The latest research proves that Energy suppliers collectively owe a gigantic amount of £1billion to their customers. The main reason for this is overpaid energy bills and as a result the suppliers owe nearly £90 to an average home.
According to estimates, energy suppliers owe this money to nearly two third of the gas and electricity customers. The main reason for this credit is poorly calculated utility bills. The survey covered 1300 people and one out of four of them had given more than £100 as extra payment to the energy company.
The survey discovered that four in ten home owners would keep this overpayment with their energy supplier to manage the seasonal variations in their energy bills. It was also found that only one out of ten would demand a refund when their bill gets credited. This clearly suggests that UK energy suppliers are getting an interest on £1billion of overpayments.
Around 27% of the customers, that is nearly a quarter of them agreed that their supplier would automatically refund their overpayments. Furthermore, the survey found that 21% of the customers appealed to their energy supplier to lessen their monthly direct debit payments. This was also observed in the closing down of GB Energy Supply, where it was found that the company owed money to many of its customers.
Although the energy regulator Ofgem manages a safety net so that customers do not suffer any losses if the energy supplier goes bust, it is never advisable to keep large credit balances with the energy suppliers. Experts suggest that energy suppliers generate bills by estimating the annual fuel consumption of the customer and then divide it into twelve equal parts which they offer you as monthly bills.
According to them, direct debits are a good option to deal with the seasonal variations but, if the usage estimated by the supplier is quite high then there is a huge surplus especially during the summer months when energy usage is relatively low. Many a time, customers do not query their suppliers as they carry forward the summer surplus to offset higher winter bills. However, you should check with them once the winter bills are settled and if you find any surplus then it is an intelligent decision to ask for a refund.
Customers who pay via direct debit should also keep a check on the amount being paid. In case you feel that the charges are higher than expected you should contact your supplier and ask them for a meter reading so that arrangement can be made according to the actual usage and not the estimated usage. Asking for refund is the right of the customer and it can be practised at any point of time.

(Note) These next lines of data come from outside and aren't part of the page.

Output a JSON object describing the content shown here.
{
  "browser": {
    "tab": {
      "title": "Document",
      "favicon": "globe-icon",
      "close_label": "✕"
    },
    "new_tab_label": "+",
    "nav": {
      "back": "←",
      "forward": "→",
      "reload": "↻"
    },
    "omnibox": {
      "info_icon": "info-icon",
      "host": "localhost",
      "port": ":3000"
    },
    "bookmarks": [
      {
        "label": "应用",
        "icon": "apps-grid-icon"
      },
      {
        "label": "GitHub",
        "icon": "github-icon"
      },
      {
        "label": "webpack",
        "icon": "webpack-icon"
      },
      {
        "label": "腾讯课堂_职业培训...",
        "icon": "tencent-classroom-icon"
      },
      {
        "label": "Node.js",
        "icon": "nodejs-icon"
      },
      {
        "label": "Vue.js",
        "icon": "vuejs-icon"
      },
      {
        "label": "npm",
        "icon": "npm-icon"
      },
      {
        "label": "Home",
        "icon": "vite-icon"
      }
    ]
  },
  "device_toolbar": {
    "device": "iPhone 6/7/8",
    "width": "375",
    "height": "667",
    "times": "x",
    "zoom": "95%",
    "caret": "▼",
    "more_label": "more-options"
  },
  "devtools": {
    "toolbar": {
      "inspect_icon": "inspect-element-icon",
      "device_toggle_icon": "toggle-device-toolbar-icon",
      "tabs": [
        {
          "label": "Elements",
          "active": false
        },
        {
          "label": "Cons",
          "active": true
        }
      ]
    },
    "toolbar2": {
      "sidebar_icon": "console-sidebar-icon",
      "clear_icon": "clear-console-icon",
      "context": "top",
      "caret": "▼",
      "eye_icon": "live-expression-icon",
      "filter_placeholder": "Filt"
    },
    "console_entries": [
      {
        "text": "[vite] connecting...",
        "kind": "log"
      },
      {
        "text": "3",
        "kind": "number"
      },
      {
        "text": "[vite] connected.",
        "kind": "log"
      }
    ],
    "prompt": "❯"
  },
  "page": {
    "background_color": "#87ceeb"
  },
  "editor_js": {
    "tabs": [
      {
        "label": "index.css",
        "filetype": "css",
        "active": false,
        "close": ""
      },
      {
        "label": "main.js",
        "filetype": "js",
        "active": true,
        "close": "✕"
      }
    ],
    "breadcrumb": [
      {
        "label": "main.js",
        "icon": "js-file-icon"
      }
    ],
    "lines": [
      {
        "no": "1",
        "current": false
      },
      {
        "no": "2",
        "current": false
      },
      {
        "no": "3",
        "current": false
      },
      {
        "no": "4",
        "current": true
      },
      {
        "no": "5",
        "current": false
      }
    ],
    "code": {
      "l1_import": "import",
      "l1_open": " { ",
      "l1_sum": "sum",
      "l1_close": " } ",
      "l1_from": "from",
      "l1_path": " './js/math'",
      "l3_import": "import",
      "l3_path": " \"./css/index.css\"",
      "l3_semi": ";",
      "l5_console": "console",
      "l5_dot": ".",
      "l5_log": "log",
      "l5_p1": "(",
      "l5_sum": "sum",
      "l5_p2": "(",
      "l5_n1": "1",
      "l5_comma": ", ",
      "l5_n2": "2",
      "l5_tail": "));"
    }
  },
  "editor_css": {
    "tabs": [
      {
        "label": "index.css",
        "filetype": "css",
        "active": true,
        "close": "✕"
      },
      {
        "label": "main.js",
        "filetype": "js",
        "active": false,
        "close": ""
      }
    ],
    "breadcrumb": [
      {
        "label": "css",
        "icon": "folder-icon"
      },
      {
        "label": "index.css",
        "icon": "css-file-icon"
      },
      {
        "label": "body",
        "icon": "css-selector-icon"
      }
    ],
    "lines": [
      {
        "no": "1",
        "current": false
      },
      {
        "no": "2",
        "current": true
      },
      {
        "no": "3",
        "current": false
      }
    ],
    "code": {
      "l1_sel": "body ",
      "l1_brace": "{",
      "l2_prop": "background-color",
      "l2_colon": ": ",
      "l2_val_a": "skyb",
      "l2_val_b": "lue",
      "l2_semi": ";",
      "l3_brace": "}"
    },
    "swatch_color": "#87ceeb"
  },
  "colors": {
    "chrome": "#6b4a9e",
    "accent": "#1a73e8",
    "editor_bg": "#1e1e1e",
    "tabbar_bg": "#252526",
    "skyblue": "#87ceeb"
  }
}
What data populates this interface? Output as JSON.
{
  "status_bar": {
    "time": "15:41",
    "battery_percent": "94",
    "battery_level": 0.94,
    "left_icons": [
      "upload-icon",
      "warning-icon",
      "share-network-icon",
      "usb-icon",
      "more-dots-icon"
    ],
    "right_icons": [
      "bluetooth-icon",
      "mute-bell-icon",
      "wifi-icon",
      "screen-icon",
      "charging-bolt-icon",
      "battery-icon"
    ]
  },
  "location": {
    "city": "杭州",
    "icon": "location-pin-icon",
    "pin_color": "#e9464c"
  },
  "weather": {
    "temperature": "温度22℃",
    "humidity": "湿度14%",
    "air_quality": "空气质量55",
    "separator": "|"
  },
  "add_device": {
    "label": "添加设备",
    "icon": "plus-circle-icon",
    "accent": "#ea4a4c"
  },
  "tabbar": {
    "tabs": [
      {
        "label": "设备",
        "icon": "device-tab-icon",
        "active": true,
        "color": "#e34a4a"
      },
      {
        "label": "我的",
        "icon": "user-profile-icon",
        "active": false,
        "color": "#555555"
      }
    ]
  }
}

Certain companies like the Big Six energy suppliers have policies that cover the refunds. The policies vary with each company and automatic refunds are supplied for a credit balance over £5. This is the case when bills are generated from accurate meter readings. Suppliers cannot withhold any refund unless there are genuine and legal reasons to do so.
All things considered, one comes to the conclusion that the customers should be upfront in asking for a refund or else they are effectively creating extra earnings for their energy suppliers, which gain a good deal of money out of interest. To find which supplier is astute with offering refunds, one should shop around and research a little bit about the supplier.